So, working with Senator Leahy, anything we need to pursue for the Guard will be done in a transparent fashion. The whole country will know about it. To me, I think that's the system that we need when it comes to earmarking–that you stand by the earmark, you put your name by it and that you convince your colleagues that it's for a purpose worthy of taxpayers' dollars.
Members of Congress tend to view issues by how they affect their states. How will you and Senator Leahy get caucus members to look beyond their immediate constituents and view the Guard from an overall, national perspective?
Just by telling the story of its contribution to the war. That's a pretty easy case to make because when you look at the value of the Guard that's brought to the fight in Iraq and Afghanistan and other places throughout the world, the security of the southern border, it's a pretty easy case to make that this is a national treasure. And you need to look beyond the armory in your home state to the fact we literally cannot fight the war without the Guard. They bring too much capacity, they have too much talent to be thought of as a regional force.
This is a dual force. It has a state role. It's very important to local communities and governors to have the National Guard serve the state. That's an important mission. But I can tell you, without hesitation, from 9/11 to now, the Guard has changed forever in the eyes of most Americans and certainly in the eyes of those who understand how to win this war.
So I don't believe many members of Congress are going to have a regional or parochial view of the Guard because it will take about five minutes to explain to them that the Guard from a national point of view is indispensable in winning the war.
How do NGAUS and individual association members fit into caucus plans and efforts?
As a politician, I get lobbied all the time.
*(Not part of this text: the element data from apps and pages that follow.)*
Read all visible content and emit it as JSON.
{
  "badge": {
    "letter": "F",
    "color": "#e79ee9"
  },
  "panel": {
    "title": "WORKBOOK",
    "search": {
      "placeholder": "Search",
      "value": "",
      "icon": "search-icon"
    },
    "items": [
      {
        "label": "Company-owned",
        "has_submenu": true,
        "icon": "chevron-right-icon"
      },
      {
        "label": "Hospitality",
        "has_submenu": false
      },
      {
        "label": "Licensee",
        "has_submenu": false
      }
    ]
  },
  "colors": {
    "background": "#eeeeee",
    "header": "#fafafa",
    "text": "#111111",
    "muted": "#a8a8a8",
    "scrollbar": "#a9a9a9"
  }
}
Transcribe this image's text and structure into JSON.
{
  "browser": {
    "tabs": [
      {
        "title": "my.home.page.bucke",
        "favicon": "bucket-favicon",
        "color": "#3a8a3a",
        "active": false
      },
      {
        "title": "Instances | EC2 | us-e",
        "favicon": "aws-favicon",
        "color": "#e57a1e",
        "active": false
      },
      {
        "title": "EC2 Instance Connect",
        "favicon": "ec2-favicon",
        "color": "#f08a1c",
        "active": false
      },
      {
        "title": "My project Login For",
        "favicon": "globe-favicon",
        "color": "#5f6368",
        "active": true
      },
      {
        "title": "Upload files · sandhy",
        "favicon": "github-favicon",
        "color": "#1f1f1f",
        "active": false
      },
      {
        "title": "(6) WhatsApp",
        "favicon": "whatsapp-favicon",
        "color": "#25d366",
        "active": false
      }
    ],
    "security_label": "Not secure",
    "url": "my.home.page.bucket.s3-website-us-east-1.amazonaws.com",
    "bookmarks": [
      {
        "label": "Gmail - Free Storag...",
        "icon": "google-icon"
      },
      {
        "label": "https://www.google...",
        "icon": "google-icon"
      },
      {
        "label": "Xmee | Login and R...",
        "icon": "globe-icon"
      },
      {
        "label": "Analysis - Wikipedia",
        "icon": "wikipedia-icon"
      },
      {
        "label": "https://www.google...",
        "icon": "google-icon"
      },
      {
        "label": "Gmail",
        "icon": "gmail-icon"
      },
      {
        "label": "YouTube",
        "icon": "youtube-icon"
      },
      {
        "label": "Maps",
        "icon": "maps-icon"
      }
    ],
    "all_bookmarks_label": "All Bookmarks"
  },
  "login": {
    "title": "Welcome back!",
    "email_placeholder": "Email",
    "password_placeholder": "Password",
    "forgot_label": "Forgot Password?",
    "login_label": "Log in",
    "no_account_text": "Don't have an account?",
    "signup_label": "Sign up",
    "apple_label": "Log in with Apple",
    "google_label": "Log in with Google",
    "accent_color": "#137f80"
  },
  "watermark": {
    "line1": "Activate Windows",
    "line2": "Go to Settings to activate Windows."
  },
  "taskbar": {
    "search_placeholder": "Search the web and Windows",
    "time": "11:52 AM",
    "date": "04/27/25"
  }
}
That's good. The American people need to be able to lobby their members of Congress, whether it be in some town hall meeting where somebody will ask them to do something or some other venue. Paid lobbyists, that's great, you know, that's fine.
But there is no stronger force on Capitol Hill than people from the state coming to a member of Congress' office advocating for the National Guard. NGAUS hits way above its weight. It has the ability to take core issues and spread the need for those programs on Capitol Hill more effectively than any other body than I can think of because NGAUS is a grassroots organization.
And I can assure you, members of Congress are going to always listen to the citizen-soldier, and NGAUS is the voice of the citizen-soldier. It has been an indispensable voice. Without NGAUS, there would never have been any bill to expand TRICARE benefits. Without NGAUS, we're not going to be able to do the things that I want to do and lower the retirement age.
I just want to compliment Senator Bond. What Senator Bond did many years ago has been an invaluable service to the nation, particularly to Guard members and their families. I've got big shoes to fill, but I look forward to working with Senator Leahy and continuing the tradition of Senator Bond and Leahy working together. They are ideologically miles apart when it comes to political philosophy, but they sure bridged the gap when it came to the Guard. I want to continue that.
We don't want to take the force that has performed so well and overextend it.
My No. 1 priority is to make sure that the Guard is relevant in terms of equipment and missions.
Read the full article at http://www.nationalguardmagazine.com/article/The+Guard+has+changed+forever%27/597934/57089/article.html.